# Assignment
Please report, as a bare number, how many lines below include the string "label".

----- The input

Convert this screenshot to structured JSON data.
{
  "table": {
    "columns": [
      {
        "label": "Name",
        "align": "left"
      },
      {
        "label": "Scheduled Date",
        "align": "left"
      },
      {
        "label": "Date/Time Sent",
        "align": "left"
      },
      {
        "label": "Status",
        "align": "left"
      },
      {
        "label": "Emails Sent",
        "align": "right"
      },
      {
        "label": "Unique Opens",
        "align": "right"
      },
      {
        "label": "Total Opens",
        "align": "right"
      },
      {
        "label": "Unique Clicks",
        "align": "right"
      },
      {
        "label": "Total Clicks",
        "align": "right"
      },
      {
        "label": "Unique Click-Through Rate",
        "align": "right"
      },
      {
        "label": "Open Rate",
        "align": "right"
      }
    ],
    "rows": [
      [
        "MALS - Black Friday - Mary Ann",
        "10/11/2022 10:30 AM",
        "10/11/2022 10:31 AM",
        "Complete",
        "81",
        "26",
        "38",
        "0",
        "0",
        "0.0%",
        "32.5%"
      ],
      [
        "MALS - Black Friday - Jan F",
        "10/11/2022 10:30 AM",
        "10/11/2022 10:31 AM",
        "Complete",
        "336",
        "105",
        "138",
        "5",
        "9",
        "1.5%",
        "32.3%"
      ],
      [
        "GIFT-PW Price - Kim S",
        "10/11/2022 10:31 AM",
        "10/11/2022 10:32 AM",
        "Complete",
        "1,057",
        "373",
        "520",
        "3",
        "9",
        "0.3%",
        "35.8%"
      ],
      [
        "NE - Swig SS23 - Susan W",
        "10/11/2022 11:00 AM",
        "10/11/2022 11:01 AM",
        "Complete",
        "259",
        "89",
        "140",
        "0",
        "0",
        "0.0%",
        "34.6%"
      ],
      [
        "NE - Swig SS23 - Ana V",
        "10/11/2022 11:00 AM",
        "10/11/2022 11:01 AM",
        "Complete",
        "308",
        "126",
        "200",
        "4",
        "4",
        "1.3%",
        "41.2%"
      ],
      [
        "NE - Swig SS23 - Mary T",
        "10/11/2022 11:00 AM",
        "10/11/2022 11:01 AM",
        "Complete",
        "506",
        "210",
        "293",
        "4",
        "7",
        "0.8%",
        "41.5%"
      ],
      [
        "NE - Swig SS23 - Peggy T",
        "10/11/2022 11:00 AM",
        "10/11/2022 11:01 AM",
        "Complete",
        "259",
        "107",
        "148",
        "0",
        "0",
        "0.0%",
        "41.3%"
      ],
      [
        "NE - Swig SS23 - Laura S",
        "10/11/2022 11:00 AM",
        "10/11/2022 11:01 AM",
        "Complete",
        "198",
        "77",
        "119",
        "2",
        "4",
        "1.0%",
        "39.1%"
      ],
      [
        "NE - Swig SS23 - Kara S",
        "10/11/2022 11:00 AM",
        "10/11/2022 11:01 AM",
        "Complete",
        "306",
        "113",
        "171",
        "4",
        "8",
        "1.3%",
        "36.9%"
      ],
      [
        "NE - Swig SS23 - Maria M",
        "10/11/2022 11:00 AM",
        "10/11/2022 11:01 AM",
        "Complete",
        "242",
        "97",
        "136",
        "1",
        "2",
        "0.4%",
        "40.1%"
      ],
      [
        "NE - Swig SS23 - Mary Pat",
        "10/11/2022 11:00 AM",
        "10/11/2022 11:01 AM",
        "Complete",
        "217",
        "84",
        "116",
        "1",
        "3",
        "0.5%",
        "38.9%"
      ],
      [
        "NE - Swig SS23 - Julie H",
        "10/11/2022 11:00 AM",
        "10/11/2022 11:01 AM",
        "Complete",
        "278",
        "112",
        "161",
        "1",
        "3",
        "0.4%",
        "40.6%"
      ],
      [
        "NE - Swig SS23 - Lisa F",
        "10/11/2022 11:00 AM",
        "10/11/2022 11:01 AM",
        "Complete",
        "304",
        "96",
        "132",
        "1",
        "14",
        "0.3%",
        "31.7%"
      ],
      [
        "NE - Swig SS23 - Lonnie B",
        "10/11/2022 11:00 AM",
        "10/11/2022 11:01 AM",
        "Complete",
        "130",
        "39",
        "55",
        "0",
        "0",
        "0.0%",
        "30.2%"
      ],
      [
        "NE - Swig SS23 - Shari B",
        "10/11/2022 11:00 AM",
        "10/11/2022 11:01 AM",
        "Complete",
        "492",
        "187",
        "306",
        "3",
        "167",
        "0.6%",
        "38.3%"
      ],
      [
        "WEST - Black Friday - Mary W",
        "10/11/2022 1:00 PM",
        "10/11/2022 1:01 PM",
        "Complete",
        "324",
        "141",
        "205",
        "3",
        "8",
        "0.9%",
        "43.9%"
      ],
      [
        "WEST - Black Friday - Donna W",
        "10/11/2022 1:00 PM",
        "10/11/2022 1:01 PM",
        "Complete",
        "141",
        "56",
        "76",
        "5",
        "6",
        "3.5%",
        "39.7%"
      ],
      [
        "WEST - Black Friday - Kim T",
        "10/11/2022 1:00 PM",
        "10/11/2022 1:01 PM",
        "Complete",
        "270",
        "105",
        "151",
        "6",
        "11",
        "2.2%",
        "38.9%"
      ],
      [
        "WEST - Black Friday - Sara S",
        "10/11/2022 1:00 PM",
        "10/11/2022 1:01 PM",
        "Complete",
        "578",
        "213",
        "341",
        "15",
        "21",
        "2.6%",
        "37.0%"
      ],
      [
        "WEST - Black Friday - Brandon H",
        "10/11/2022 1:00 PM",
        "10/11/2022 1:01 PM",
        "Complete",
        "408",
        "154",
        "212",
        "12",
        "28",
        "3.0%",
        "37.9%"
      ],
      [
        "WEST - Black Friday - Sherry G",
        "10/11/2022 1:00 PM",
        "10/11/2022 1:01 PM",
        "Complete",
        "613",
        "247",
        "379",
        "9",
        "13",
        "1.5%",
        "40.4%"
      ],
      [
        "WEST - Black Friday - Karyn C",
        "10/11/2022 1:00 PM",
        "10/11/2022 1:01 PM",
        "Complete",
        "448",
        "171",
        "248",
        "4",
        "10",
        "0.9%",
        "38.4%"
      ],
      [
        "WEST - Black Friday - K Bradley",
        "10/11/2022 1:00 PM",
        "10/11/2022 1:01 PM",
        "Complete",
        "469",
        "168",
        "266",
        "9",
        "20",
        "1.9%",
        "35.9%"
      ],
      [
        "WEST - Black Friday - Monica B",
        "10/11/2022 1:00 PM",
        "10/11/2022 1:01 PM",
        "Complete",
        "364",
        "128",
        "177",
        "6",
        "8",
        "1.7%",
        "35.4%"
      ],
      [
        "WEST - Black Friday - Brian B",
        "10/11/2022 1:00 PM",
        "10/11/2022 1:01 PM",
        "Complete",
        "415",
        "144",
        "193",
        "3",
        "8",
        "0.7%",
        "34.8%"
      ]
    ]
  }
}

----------

# Answer section
11